┏━━

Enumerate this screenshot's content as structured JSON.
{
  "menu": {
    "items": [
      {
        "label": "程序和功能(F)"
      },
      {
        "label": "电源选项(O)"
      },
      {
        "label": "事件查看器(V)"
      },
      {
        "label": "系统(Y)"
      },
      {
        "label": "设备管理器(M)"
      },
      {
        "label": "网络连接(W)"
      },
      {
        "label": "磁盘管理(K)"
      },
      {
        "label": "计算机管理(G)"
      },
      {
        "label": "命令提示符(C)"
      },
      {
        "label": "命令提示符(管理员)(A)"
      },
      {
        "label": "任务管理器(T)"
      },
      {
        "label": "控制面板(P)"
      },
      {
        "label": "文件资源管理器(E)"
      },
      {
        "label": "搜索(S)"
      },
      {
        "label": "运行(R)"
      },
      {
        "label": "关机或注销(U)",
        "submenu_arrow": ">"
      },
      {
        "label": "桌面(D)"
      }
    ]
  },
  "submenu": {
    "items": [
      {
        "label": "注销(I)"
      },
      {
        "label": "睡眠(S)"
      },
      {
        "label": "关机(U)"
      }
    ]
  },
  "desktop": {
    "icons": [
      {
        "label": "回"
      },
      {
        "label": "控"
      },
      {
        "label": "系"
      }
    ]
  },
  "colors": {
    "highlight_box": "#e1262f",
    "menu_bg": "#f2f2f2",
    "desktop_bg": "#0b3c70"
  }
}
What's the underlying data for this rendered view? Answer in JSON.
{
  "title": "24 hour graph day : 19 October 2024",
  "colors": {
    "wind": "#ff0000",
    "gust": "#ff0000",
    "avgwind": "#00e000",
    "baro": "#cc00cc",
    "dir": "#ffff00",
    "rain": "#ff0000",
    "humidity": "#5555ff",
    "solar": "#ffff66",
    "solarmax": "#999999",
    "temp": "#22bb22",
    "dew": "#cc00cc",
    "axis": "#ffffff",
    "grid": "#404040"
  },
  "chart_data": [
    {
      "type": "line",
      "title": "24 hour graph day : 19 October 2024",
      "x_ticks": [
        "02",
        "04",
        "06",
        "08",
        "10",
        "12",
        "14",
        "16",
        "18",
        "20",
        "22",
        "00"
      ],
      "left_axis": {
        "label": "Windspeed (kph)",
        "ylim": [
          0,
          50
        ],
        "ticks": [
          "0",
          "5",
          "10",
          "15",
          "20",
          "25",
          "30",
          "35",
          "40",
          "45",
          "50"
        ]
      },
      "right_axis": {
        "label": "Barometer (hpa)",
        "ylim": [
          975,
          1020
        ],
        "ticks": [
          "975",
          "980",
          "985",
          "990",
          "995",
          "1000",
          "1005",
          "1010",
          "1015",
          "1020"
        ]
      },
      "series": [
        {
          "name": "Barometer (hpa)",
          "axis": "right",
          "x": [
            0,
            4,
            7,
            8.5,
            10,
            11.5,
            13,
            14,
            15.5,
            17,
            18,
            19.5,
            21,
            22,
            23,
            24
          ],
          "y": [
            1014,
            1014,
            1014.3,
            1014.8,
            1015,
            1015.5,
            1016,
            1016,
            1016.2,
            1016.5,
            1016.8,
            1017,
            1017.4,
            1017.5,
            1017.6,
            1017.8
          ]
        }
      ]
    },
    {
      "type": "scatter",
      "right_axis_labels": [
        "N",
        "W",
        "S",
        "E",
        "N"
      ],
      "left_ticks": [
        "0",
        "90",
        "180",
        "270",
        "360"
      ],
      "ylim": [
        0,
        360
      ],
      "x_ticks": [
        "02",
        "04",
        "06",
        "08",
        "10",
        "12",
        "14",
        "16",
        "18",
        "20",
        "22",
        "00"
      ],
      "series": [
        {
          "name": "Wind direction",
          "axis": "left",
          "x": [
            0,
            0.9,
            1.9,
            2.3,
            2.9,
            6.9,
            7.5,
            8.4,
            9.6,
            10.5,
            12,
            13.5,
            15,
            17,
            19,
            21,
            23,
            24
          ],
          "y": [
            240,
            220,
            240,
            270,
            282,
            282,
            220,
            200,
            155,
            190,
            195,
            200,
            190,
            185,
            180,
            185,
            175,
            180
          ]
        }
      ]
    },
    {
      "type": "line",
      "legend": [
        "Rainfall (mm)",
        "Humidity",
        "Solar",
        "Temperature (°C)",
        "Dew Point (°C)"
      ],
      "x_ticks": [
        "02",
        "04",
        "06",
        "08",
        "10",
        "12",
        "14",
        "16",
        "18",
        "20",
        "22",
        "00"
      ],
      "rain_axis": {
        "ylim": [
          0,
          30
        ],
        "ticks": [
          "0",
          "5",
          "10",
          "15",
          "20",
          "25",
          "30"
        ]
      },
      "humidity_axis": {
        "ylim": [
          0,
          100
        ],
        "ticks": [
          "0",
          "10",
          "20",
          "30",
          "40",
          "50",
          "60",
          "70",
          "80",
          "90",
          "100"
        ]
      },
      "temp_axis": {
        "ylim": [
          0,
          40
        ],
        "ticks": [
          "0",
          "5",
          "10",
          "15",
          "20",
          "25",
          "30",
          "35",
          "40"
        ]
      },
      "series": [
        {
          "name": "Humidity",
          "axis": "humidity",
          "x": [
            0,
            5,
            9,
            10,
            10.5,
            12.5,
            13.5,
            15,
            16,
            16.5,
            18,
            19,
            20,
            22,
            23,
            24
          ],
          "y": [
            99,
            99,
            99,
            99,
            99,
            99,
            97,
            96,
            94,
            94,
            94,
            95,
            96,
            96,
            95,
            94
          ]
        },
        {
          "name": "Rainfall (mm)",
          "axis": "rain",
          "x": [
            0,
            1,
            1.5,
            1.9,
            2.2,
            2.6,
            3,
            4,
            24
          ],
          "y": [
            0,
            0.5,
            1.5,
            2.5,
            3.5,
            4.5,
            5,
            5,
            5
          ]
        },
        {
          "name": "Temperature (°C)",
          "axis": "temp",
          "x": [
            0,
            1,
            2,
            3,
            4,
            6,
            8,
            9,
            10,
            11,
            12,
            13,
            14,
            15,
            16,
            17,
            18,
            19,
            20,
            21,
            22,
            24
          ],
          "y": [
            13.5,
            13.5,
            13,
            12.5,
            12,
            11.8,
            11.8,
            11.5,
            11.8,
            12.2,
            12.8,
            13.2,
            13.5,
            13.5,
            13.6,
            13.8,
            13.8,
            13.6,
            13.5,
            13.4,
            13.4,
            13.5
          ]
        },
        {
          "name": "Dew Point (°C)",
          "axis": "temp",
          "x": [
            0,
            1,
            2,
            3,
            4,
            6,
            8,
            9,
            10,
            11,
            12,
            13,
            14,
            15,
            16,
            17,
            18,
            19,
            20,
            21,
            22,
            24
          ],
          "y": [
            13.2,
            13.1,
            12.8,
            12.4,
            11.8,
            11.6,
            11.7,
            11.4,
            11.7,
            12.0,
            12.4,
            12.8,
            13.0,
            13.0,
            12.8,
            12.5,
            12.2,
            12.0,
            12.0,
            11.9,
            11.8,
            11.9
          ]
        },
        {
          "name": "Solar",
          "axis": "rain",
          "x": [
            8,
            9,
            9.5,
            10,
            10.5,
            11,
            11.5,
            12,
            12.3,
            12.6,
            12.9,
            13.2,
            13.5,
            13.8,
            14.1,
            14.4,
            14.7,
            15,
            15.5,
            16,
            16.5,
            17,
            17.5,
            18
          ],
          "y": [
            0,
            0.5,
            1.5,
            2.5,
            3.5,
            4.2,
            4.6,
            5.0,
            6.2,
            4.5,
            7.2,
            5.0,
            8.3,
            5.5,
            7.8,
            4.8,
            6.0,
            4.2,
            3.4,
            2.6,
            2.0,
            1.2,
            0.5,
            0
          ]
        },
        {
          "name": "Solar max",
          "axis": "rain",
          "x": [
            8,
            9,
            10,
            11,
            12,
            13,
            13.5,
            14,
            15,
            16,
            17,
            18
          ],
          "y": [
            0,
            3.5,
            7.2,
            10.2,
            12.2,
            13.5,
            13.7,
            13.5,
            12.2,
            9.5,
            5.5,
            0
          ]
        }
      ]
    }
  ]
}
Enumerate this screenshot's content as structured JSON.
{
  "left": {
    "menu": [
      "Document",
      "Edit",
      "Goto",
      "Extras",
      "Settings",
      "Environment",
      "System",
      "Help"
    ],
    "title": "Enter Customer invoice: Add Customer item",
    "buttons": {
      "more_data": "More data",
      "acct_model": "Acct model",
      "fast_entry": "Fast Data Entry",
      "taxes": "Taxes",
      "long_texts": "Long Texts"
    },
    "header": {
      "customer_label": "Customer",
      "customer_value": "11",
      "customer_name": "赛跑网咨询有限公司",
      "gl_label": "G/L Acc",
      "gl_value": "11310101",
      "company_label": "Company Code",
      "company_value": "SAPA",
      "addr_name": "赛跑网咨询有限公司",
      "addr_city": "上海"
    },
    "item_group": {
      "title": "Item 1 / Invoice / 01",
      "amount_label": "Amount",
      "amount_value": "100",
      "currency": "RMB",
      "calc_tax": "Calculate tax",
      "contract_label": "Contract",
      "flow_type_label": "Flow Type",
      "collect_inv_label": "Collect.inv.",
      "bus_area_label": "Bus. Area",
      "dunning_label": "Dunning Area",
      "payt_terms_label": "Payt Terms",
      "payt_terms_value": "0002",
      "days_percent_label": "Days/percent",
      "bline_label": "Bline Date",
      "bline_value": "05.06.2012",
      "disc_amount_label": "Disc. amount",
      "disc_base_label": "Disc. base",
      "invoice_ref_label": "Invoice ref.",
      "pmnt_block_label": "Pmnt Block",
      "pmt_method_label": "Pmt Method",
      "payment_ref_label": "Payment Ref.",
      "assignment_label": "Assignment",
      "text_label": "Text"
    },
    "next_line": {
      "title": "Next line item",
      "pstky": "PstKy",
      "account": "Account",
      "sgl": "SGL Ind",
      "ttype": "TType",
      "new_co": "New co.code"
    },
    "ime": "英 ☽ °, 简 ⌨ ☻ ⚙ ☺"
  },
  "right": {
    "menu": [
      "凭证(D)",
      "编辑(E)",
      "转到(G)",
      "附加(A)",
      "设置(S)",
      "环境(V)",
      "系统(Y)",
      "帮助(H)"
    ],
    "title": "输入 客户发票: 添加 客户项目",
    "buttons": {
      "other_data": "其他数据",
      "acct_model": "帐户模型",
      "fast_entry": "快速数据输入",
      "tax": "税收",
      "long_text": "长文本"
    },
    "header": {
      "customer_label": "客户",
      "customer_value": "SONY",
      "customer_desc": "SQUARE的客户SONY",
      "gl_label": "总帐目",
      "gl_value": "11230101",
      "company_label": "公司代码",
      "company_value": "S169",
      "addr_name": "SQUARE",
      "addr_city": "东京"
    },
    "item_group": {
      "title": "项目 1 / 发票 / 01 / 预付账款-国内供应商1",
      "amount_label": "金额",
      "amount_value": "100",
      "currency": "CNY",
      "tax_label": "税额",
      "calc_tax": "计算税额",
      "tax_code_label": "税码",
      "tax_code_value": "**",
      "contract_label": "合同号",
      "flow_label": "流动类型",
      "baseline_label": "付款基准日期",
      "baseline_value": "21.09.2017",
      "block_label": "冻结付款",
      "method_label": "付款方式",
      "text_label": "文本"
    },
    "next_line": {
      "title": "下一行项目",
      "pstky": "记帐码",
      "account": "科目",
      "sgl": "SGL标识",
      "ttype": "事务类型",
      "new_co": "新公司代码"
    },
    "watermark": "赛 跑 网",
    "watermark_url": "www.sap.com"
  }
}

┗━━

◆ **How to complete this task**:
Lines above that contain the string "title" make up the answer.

◆ **Completed exercise**:
  "title": "24 hour graph day : 19 October 2024",
      "title": "24 hour graph day : 19 October 2024",
    "title": "Enter Customer invoice: Add Customer item",
      "title": "Item 1 / Invoice / 01",
      "title": "Next line item",
    "title": "输入 客户发票: 添加 客户项目",
      "title": "项目 1 / 发票 / 01 / 预付账款-国内供应商1",
      "title": "下一行项目",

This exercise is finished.